Winners and honorary mentions in the triennal Architecture of Necessity have been announced

At Wood Summit Smaland at Virserum Art Museum the winners and the honorary mentions were announced by the jury at the evening dinner on 26 June.

Statement of the jury

Virserum Art Museum has invited contributions to a Triennale for an Architecture of Necessity in 2013. 225 contributions from 35 countries were sent in. A jury consisting of Claes Caldenby, Mohamed El-Sioufi, Sadie Morgan and Katarina Pelin has selected four winners. The winners of a similar competition in 2010, Tyin architects, were also invited to the jury. They could not participate in the jury meeting but gave their preferences separately to the jury.

Due to the great variety of the contributions and in many cases their high quality the jury has decided to award four prizes, representing different conditions and categories. The winners of the 2013 Triennale for an Architecture of Necessity are:

Liyuan Library by Li Xiaodong, Tsinghua university, China. For its beautiful use of a local material. together with modern recyclable ones, and for its meditative interpretation of the site. The small library  in a village near Beijing uses the nearby water for simple cooling and the public is invited to contribute to the book collection.

Watermark/One Angel Lane by Fletcher Priest architects, Great Britain. For its sensitive development of a site on the river Thames in central London, increasing public space while building a new hq for Nomura. The building reuses parts of existing structures and is classified as carbon neutral. It also has a kitchen garden, including beehives, introducing urban agriculture in the centre of the city and making a distinct environmental statement.

Locally manufactured school in Pakistan by Roswag Architekten, Germany. For its ingenious use and development of local materials, cooling cob and fast-growing bamboo, as well as proactive training of local artisans and job creation. The resulting school for girls has a pleasant climate both summer and winter and a resilience strategy for facing earthquake risks.

Christchurch recovery plan by Gehl architects, Denmark/Christchurch City Council, New Zealand. For its plan for rebuilding the New Zeeland town after the 2011 earthquake. It retains the existing city grid while limiting building heights, reducing car traffic and making the city greener, all based on a “social fabric fortified by catastrophe” and a diligent community engagement program thus rebuilding the urban fabric and the community.

Besides that the jury wishes to commend the following contributions for interesting concepts in different fields of sustainable architecture and planning:

For their contributions on slum upgrading in the developing world:

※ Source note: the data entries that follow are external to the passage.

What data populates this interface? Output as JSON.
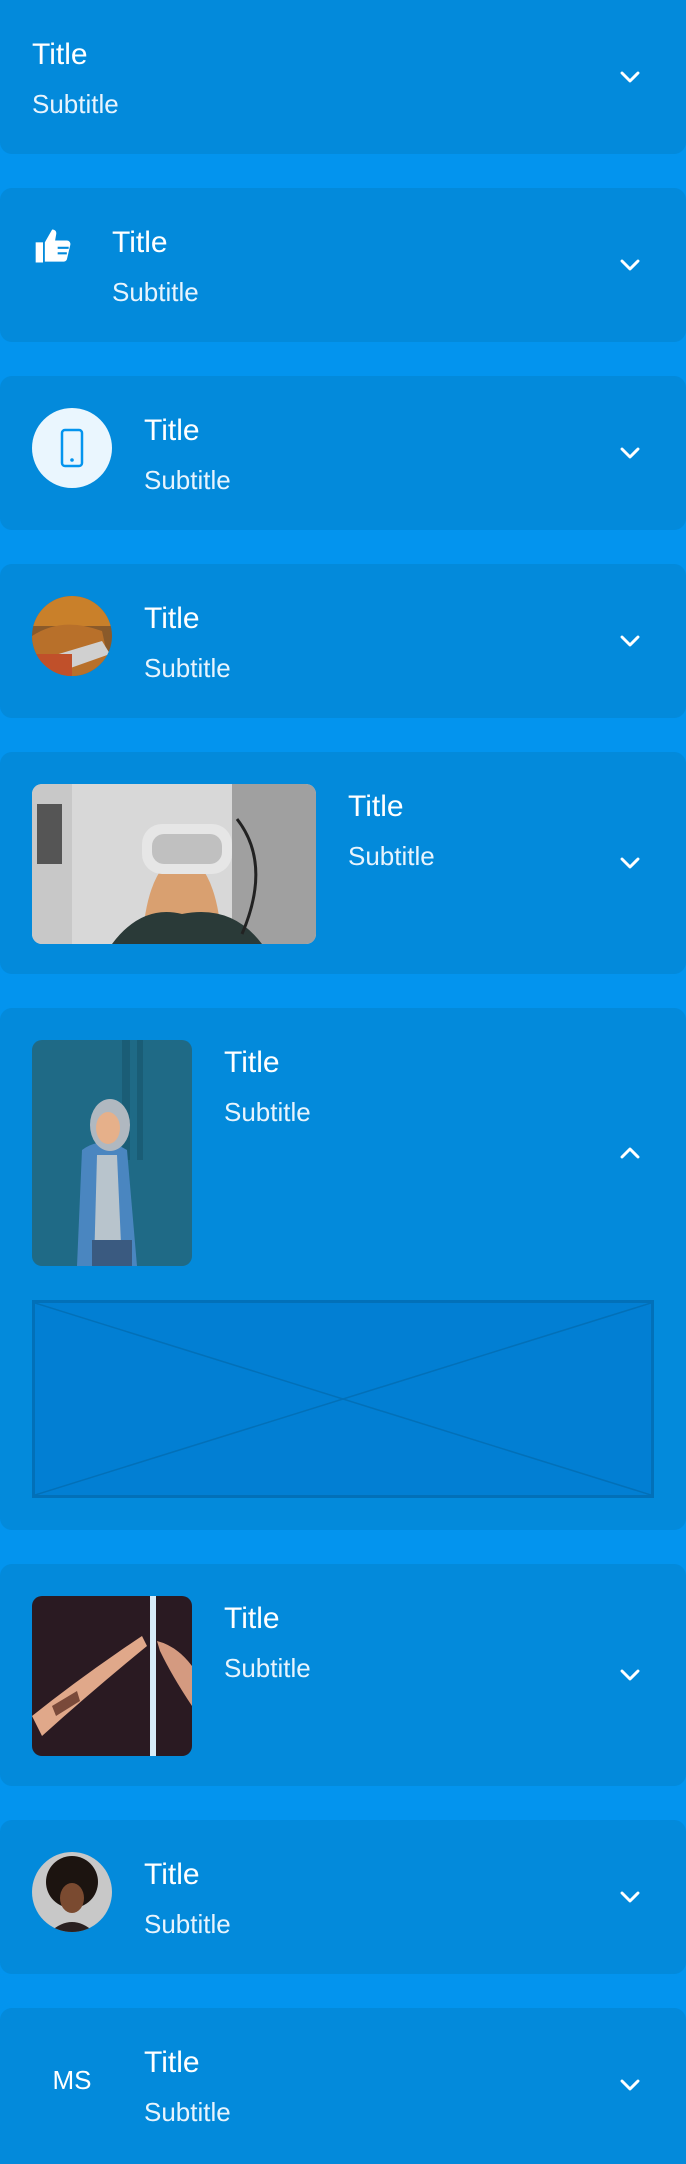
{
  "colors": {
    "background": "#0394ee",
    "card": "#038adb",
    "text": "#ffffff"
  },
  "items": [
    {
      "title": "Title",
      "subtitle": "Subtitle",
      "leading": "none",
      "chevron": "chevron-down-icon"
    },
    {
      "title": "Title",
      "subtitle": "Subtitle",
      "leading": "thumbs-up-icon",
      "chevron": "chevron-down-icon"
    },
    {
      "title": "Title",
      "subtitle": "Subtitle",
      "leading": "smartphone-icon",
      "chevron": "chevron-down-icon"
    },
    {
      "title": "Title",
      "subtitle": "Subtitle",
      "leading": "circle-photo",
      "chevron": "chevron-down-icon"
    },
    {
      "title": "Title",
      "subtitle": "Subtitle",
      "leading": "wide-photo-vr-headset",
      "chevron": "chevron-down-icon"
    },
    {
      "title": "Title",
      "subtitle": "Subtitle",
      "leading": "portrait-photo-person-hoodie",
      "chevron": "chevron-up-icon",
      "expanded": true
    },
    {
      "title": "Title",
      "subtitle": "Subtitle",
      "leading": "square-photo-hands",
      "chevron": "chevron-down-icon"
    },
    {
      "title": "Title",
      "subtitle": "Subtitle",
      "leading": "circle-avatar-photo",
      "chevron": "chevron-down-icon"
    },
    {
      "title": "Title",
      "subtitle": "Subtitle",
      "leading": "initials",
      "initials": "MS",
      "chevron": "chevron-down-icon"
    }
  ]
}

The Big Necessity by Anna Sundman, Sweden. For its prototype eco-toilet built in Fiji, solving multiple challenges and combining local customs and materials with modern techniques.

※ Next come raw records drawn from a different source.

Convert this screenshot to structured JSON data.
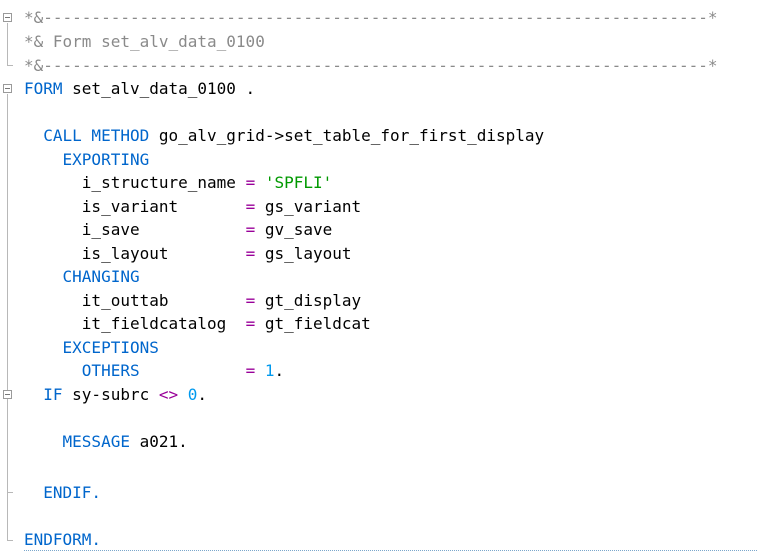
{
  "comment_lines": [
    "*&---------------------------------------------------------------------*",
    "*& Form set_alv_data_0100",
    "*&---------------------------------------------------------------------*"
  ],
  "form_line": {
    "keyword": "FORM",
    "name": " set_alv_data_0100 ."
  },
  "call_line": {
    "keyword": "CALL METHOD",
    "target": " go_alv_grid->set_table_for_first_display"
  },
  "exporting": {
    "keyword": "EXPORTING",
    "params": [
      {
        "name": "i_structure_name",
        "equals": "=",
        "value": "'SPFLI'"
      },
      {
        "name": "is_variant      ",
        "equals": "=",
        "value": "gs_variant"
      },
      {
        "name": "i_save          ",
        "equals": "=",
        "value": "gv_save"
      },
      {
        "name": "is_layout       ",
        "equals": "=",
        "value": "gs_layout"
      }
    ]
  },
  "changing": {
    "keyword": "CHANGING",
    "params": [
      {
        "name": "it_outtab       ",
        "equals": "=",
        "value": "gt_display"
      },
      {
        "name": "it_fieldcatalog ",
        "equals": "=",
        "value": "gt_fieldcat"
      }
    ]
  },
  "exceptions": {
    "keyword": "EXCEPTIONS",
    "others": "OTHERS",
    "equals": "=",
    "value": "1",
    "terminator": "."
  },
  "if_line": {
    "keyword": "IF",
    "field": " sy-subrc ",
    "operator": "<>",
    "value": "0",
    "terminator": "."
  },
  "message_line": {
    "keyword": "MESSAGE",
    "value": " a021."
  },
  "endif_line": "ENDIF.",
  "endform_line": "ENDFORM.",
  "colors": {
    "keyword": "#0066cc",
    "comment": "#8a8a8a",
    "string": "#009900",
    "number": "#0099ee",
    "operator": "#990099"
  }
}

Model of slum upgrading in Kibera, Kenya by Kounkuey Design Initiative, USA. For its network of micro-interventions enhancing public space through participatory design processes.

For their examples of technological developments:

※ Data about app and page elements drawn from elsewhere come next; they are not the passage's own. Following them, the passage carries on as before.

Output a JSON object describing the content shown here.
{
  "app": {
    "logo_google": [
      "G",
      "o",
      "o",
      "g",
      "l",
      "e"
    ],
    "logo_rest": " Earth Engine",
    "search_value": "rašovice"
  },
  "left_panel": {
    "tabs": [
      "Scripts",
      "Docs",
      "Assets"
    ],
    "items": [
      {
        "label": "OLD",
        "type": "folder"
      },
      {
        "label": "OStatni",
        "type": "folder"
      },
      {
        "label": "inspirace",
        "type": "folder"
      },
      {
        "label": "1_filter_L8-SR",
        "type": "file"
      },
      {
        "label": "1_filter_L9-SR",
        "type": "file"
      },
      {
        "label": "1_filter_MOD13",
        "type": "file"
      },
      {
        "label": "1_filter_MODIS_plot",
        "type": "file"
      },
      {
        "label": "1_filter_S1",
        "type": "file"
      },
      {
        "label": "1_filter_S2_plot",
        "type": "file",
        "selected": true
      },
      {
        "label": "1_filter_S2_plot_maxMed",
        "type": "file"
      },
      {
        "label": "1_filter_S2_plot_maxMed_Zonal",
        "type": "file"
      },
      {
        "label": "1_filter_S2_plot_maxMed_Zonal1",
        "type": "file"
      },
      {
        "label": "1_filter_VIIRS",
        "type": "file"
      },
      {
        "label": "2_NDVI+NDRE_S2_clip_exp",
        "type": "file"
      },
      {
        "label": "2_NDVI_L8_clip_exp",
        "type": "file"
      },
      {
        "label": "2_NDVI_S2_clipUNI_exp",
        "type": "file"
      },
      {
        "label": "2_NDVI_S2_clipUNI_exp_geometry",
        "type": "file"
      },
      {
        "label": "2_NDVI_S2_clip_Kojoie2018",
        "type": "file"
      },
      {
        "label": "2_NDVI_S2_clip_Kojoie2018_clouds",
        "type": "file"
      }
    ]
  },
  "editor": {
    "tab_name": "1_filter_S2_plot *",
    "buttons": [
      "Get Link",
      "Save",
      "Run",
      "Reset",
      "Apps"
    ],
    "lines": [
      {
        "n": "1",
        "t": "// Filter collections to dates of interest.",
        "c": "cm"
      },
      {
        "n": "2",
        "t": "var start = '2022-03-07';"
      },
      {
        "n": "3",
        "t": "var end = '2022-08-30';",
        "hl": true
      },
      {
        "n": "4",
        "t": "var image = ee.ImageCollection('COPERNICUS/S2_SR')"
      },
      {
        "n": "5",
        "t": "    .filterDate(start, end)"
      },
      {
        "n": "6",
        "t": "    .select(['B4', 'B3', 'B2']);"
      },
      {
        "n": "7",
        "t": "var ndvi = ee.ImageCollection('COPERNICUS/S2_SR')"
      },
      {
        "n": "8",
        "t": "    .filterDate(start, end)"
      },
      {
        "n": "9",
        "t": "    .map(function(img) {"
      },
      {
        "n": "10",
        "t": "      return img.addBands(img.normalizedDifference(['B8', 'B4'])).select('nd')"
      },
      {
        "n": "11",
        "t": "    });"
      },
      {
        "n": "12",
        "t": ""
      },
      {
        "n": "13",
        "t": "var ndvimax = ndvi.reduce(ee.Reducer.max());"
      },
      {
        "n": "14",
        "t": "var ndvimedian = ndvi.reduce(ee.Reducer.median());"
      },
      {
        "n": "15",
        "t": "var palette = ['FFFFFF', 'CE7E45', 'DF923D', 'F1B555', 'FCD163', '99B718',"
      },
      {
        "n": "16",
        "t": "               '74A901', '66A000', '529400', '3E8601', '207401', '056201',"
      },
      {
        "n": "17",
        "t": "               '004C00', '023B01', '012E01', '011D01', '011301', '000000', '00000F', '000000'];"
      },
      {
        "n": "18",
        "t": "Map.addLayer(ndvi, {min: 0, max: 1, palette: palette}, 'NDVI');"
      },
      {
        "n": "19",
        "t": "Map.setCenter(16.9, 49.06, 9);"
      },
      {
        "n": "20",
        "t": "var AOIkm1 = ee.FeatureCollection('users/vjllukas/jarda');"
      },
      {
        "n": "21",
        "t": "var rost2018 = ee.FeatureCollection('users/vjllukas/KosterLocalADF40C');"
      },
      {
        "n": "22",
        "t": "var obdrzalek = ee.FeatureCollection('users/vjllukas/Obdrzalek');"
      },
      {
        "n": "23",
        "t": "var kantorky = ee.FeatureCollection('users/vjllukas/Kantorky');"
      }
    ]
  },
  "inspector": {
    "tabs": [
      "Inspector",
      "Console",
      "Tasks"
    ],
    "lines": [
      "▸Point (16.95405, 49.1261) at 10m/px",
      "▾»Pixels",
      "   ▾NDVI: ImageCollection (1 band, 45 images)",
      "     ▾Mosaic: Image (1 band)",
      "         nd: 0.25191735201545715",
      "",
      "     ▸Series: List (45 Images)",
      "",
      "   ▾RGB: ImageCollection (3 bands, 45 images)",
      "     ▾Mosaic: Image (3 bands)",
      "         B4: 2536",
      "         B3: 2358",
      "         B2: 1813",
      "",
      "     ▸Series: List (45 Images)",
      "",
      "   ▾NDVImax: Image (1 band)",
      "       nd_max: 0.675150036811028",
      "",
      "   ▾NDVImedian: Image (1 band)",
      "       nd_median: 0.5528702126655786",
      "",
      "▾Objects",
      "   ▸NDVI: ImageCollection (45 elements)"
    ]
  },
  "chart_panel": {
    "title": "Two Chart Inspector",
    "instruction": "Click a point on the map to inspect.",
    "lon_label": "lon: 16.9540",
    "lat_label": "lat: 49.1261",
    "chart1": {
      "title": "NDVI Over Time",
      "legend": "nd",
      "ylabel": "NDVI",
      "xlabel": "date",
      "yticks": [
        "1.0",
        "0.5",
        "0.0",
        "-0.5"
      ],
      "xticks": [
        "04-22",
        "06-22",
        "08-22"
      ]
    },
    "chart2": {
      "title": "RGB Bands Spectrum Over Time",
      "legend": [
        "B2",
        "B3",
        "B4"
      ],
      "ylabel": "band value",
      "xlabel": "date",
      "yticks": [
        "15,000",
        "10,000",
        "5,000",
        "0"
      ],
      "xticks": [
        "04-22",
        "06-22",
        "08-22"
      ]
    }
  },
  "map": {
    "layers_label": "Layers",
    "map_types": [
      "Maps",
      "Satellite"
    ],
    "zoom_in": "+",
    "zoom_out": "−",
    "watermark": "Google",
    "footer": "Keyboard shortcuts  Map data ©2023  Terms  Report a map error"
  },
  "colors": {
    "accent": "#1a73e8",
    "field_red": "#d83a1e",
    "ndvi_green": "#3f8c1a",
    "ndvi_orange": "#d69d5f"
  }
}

Innovative timber housing for rural Wales by Rob Thomas, Welsh school of architecture. For its development of a new construction system of wooden houses using fast-growing, second rate Sitka spruce.

Artis hq in Berlin by Roswag Architekten, Germany. For its consequent use of passive strategies and best practices to create a small industry building far better than contemporary requirements.

For their contributions on planning issues:

Bishang-Ang Mo Kio Park in Singapore by Atelier Dreiseitl, Germany. For its transformation of a concrete channel into an attractive park for community integration, giving both water supply and flood protection as well as recreational space in a dense city.

Växjö plan by Växjö municipality, Sweden. For its diligent use of public discussion of the sustainable development of a middle-sized town and for its creative implementation of new uses of a local material, wood.

The jury has given a certain priority to built projects, considering the well-known “implementation deficit” in sustainable building. The jury also would have liked to see more contributions on upgrading of housing estates from the 1960s and 1970s around the world, a highly pressing issue in the near future. Projects which propose sharing of resources in the form of co-housing would also have been welcome